Google Chrome 66

Google just released Chrome 66 for Windows, Mac, Android, and iOS, a new version of its popular browsing app that packs a few exciting features.

The most important one, if you ask me, a person who’s spending way too much time looking at screens and browsing the web, concerns auto-playing content. That’s right, once you upgrade your Chrome browser to the latest version, annoying videos won’t play automatically as soon as you load the page. In theory.

In practice, I just discovered that Chrome 66 won’t automatically block auto-playing videos on all sites, which means the annoyance is still there. The best example is YouTube. Opening a YouTube link in Chrome 66 should not auto-play the video, as it’s usually the case.

So mileage may vary going forward. You still can mute sites entirely, a feature that was added to Chrome 64, by right-clicking on a tab. So there’s that, at least.

Mind you, this blocking of auto-playing clips should happen by default, which means you shouldn’t dig in the app’s settings for a toggle to enable it. Shrug emoji.

On top of other fixes and improvements, there’s one other neat Chrome 66 feature worth talking about, and that’s the Export Passwords feature, which is self-explanatory. If you’re relying on Chrome to remember the passwords to the sites you use most, then you should know you can finally export those passwords to an actual password manager app if you so desire.

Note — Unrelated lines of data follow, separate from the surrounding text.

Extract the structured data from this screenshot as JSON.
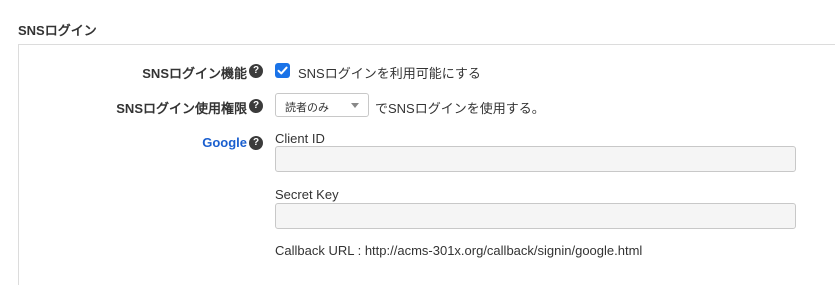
{
  "section": {
    "title": "SNSログイン"
  },
  "rows": {
    "feature": {
      "label": "SNSログイン機能",
      "checkbox_label": "SNSログインを利用可能にする",
      "checked": true
    },
    "permission": {
      "label": "SNSログイン使用権限",
      "select_value": "読者のみ",
      "suffix": "でSNSログインを使用する。"
    },
    "google": {
      "label": "Google",
      "client_id_label": "Client ID",
      "client_id_value": "",
      "secret_key_label": "Secret Key",
      "secret_key_value": "",
      "callback_text": "Callback URL : http://acms-301x.org/callback/signin/google.html"
    }
  },
  "icons": {
    "help": "question-circle-icon",
    "checkbox": "checkmark-icon",
    "select_arrow": "caret-down-icon"
  },
  "colors": {
    "accent": "#1a73e8",
    "link": "#1a5fcf",
    "help_icon": "#3b3b3b"
  }
}
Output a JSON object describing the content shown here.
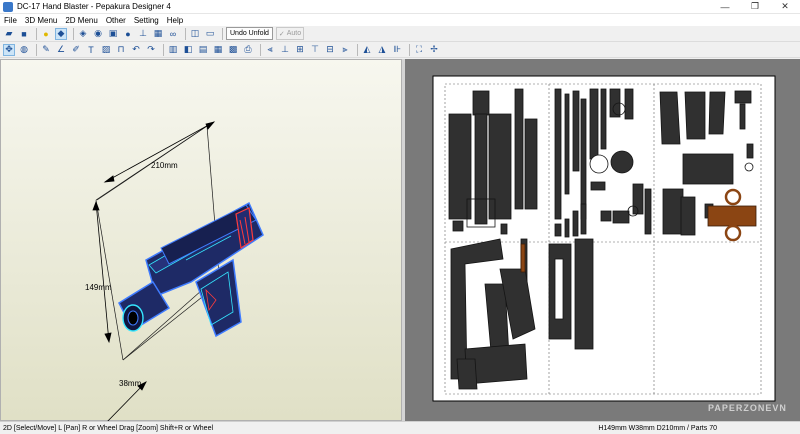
{
  "window": {
    "title": "DC-17 Hand Blaster - Pepakura Designer 4",
    "minimize": "—",
    "restore": "❐",
    "close": "✕"
  },
  "menu": [
    "File",
    "3D Menu",
    "2D Menu",
    "Other",
    "Setting",
    "Help"
  ],
  "toolbar": {
    "undo_unfold": "Undo Unfold",
    "auto_label": "Auto"
  },
  "view3d": {
    "dimensions": {
      "width": "210mm",
      "height": "149mm",
      "depth": "38mm"
    },
    "colors": {
      "body": "#1e2a66",
      "edge_blue": "#3f7cff",
      "edge_cyan": "#35e6ff",
      "accent_red": "#ff3b3b"
    }
  },
  "view2d": {
    "colors": {
      "part": "#303030",
      "part_edge": "#141414",
      "brown": "#8b4513",
      "page": "#ffffff"
    }
  },
  "status": {
    "left": "2D [Select/Move] L [Pan] R or Wheel Drag [Zoom] Shift+R or Wheel",
    "right": "H149mm W38mm D210mm / Parts 70"
  },
  "watermark": "PAPERZONEVN"
}
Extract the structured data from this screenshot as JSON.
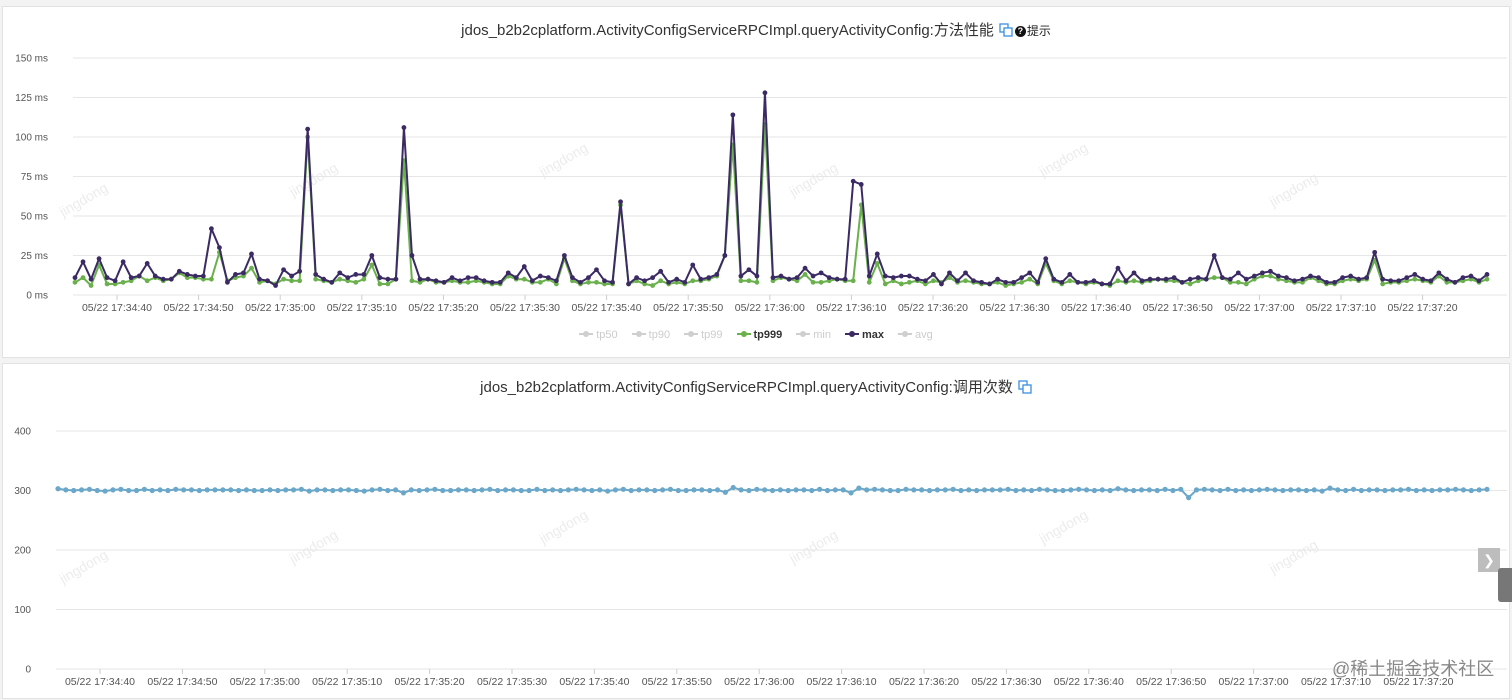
{
  "top_chart": {
    "title": "jdos_b2b2cplatform.ActivityConfigServiceRPCImpl.queryActivityConfig:方法性能",
    "tip_label": "提示",
    "copy_icon": "copy-icon",
    "tip_icon": "question-circle-icon",
    "chart_data": {
      "type": "line",
      "y_tick_labels": [
        "150 ms",
        "125 ms",
        "100 ms",
        "75 ms",
        "50 ms",
        "25 ms",
        "0 ms"
      ],
      "ylim": [
        0,
        150
      ],
      "categories": [
        "05/22 17:34:40",
        "05/22 17:34:50",
        "05/22 17:35:00",
        "05/22 17:35:10",
        "05/22 17:35:20",
        "05/22 17:35:30",
        "05/22 17:35:40",
        "05/22 17:35:50",
        "05/22 17:36:00",
        "05/22 17:36:10",
        "05/22 17:36:20",
        "05/22 17:36:30",
        "05/22 17:36:40",
        "05/22 17:36:50",
        "05/22 17:37:00",
        "05/22 17:37:10",
        "05/22 17:37:20"
      ],
      "x_start": "05/22 17:34:35",
      "x_step_seconds": 0.61,
      "legend": [
        {
          "name": "tp50",
          "active": false
        },
        {
          "name": "tp90",
          "active": false
        },
        {
          "name": "tp99",
          "active": false
        },
        {
          "name": "tp999",
          "active": true
        },
        {
          "name": "min",
          "active": false
        },
        {
          "name": "max",
          "active": true
        },
        {
          "name": "avg",
          "active": false
        }
      ],
      "series": [
        {
          "name": "max",
          "color": "#3b2a64",
          "values": [
            11,
            21,
            10,
            23,
            11,
            9,
            21,
            11,
            12,
            20,
            12,
            10,
            10,
            15,
            13,
            12,
            12,
            42,
            30,
            8,
            13,
            14,
            26,
            10,
            9,
            6,
            16,
            12,
            15,
            105,
            13,
            10,
            8,
            14,
            11,
            13,
            13,
            25,
            11,
            10,
            10,
            106,
            25,
            10,
            10,
            9,
            8,
            11,
            9,
            11,
            11,
            9,
            8,
            8,
            14,
            11,
            18,
            9,
            12,
            11,
            9,
            25,
            11,
            8,
            11,
            16,
            9,
            8,
            59,
            7,
            11,
            9,
            11,
            15,
            8,
            10,
            8,
            19,
            10,
            11,
            13,
            25,
            114,
            12,
            16,
            12,
            128,
            11,
            12,
            10,
            11,
            17,
            12,
            14,
            11,
            10,
            10,
            72,
            70,
            12,
            26,
            12,
            11,
            12,
            12,
            10,
            9,
            13,
            7,
            14,
            9,
            14,
            9,
            8,
            7,
            10,
            8,
            8,
            11,
            14,
            8,
            23,
            10,
            8,
            13,
            8,
            8,
            9,
            7,
            7,
            17,
            9,
            14,
            9,
            10,
            10,
            10,
            11,
            8,
            10,
            11,
            10,
            25,
            11,
            10,
            14,
            10,
            12,
            14,
            15,
            12,
            11,
            9,
            10,
            12,
            11,
            8,
            8,
            11,
            12,
            10,
            11,
            27,
            10,
            9,
            9,
            11,
            13,
            10,
            9,
            14,
            10,
            8,
            11,
            12,
            9,
            13
          ]
        },
        {
          "name": "tp999",
          "color": "#6ab04c",
          "values": [
            8,
            11,
            6,
            19,
            7,
            7,
            8,
            9,
            12,
            9,
            11,
            9,
            10,
            14,
            11,
            11,
            10,
            10,
            27,
            9,
            11,
            12,
            17,
            8,
            9,
            7,
            10,
            9,
            9,
            100,
            10,
            9,
            8,
            10,
            9,
            8,
            10,
            19,
            7,
            7,
            10,
            85,
            9,
            8,
            10,
            8,
            8,
            9,
            8,
            8,
            9,
            8,
            7,
            7,
            12,
            10,
            10,
            8,
            8,
            10,
            7,
            23,
            9,
            7,
            8,
            8,
            7,
            7,
            57,
            7,
            9,
            7,
            6,
            9,
            7,
            8,
            7,
            9,
            9,
            10,
            12,
            25,
            95,
            9,
            9,
            8,
            108,
            9,
            11,
            10,
            9,
            13,
            8,
            8,
            9,
            10,
            9,
            9,
            57,
            8,
            20,
            7,
            9,
            7,
            8,
            9,
            7,
            9,
            8,
            11,
            8,
            9,
            8,
            7,
            7,
            8,
            6,
            7,
            8,
            10,
            7,
            20,
            9,
            7,
            9,
            8,
            7,
            8,
            7,
            6,
            9,
            8,
            9,
            8,
            9,
            10,
            9,
            9,
            8,
            7,
            9,
            10,
            11,
            11,
            8,
            8,
            7,
            10,
            12,
            12,
            10,
            9,
            8,
            8,
            11,
            9,
            7,
            7,
            9,
            10,
            9,
            10,
            22,
            7,
            8,
            8,
            9,
            10,
            9,
            8,
            12,
            8,
            8,
            9,
            10,
            8,
            10
          ]
        }
      ]
    }
  },
  "bottom_chart": {
    "title": "jdos_b2b2cplatform.ActivityConfigServiceRPCImpl.queryActivityConfig:调用次数",
    "copy_icon": "copy-icon",
    "chart_data": {
      "type": "line",
      "y_tick_labels": [
        "400",
        "300",
        "200",
        "100",
        "0"
      ],
      "ylim": [
        0,
        400
      ],
      "categories": [
        "05/22 17:34:40",
        "05/22 17:34:50",
        "05/22 17:35:00",
        "05/22 17:35:10",
        "05/22 17:35:20",
        "05/22 17:35:30",
        "05/22 17:35:40",
        "05/22 17:35:50",
        "05/22 17:36:00",
        "05/22 17:36:10",
        "05/22 17:36:20",
        "05/22 17:36:30",
        "05/22 17:36:40",
        "05/22 17:36:50",
        "05/22 17:37:00",
        "05/22 17:37:10",
        "05/22 17:37:20"
      ],
      "series": [
        {
          "name": "调用次数",
          "color": "#6aa7c9",
          "values": [
            303,
            301,
            300,
            301,
            302,
            300,
            299,
            301,
            302,
            300,
            300,
            302,
            300,
            301,
            300,
            302,
            301,
            301,
            300,
            301,
            301,
            301,
            301,
            300,
            301,
            300,
            300,
            301,
            300,
            301,
            301,
            302,
            299,
            301,
            301,
            300,
            301,
            301,
            300,
            299,
            301,
            302,
            300,
            301,
            296,
            301,
            300,
            301,
            302,
            300,
            300,
            301,
            301,
            300,
            301,
            302,
            300,
            301,
            301,
            300,
            300,
            302,
            300,
            301,
            300,
            301,
            302,
            301,
            300,
            301,
            299,
            301,
            302,
            300,
            301,
            301,
            300,
            301,
            302,
            300,
            300,
            301,
            301,
            300,
            301,
            297,
            305,
            301,
            300,
            302,
            301,
            300,
            301,
            300,
            301,
            301,
            300,
            302,
            300,
            301,
            301,
            296,
            304,
            301,
            302,
            301,
            300,
            300,
            302,
            301,
            301,
            300,
            301,
            301,
            302,
            300,
            301,
            300,
            301,
            301,
            301,
            302,
            300,
            301,
            300,
            302,
            301,
            300,
            300,
            301,
            302,
            301,
            300,
            301,
            300,
            303,
            301,
            300,
            301,
            301,
            300,
            302,
            300,
            302,
            288,
            301,
            302,
            301,
            300,
            302,
            300,
            301,
            300,
            301,
            302,
            301,
            300,
            301,
            301,
            300,
            301,
            299,
            304,
            301,
            300,
            302,
            300,
            301,
            301,
            300,
            301,
            301,
            302,
            300,
            301,
            300,
            301,
            301,
            302,
            301,
            300,
            301,
            302
          ]
        }
      ]
    }
  },
  "side_button_icon": "chevron-right-icon",
  "watermark": "jingdong",
  "source_mark": "@稀土掘金技术社区"
}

You’ll have to go to Settings for this one, and look for the Passwords menu in the Advanced tab. The feature is available on mobile as well as desktop.

Chrome 66 is available right away, so go grab it by visiting the About Chrome page, which will automatically start the download.

Chris Smith started writing about gadgets as a hobby, and before he knew it he was sharing his views on tech stuff with readers around the world. Whenever he's not writing about gadgets he miserably fails to stay away from them, although he desperately tries. But that's not necessarily a bad thing.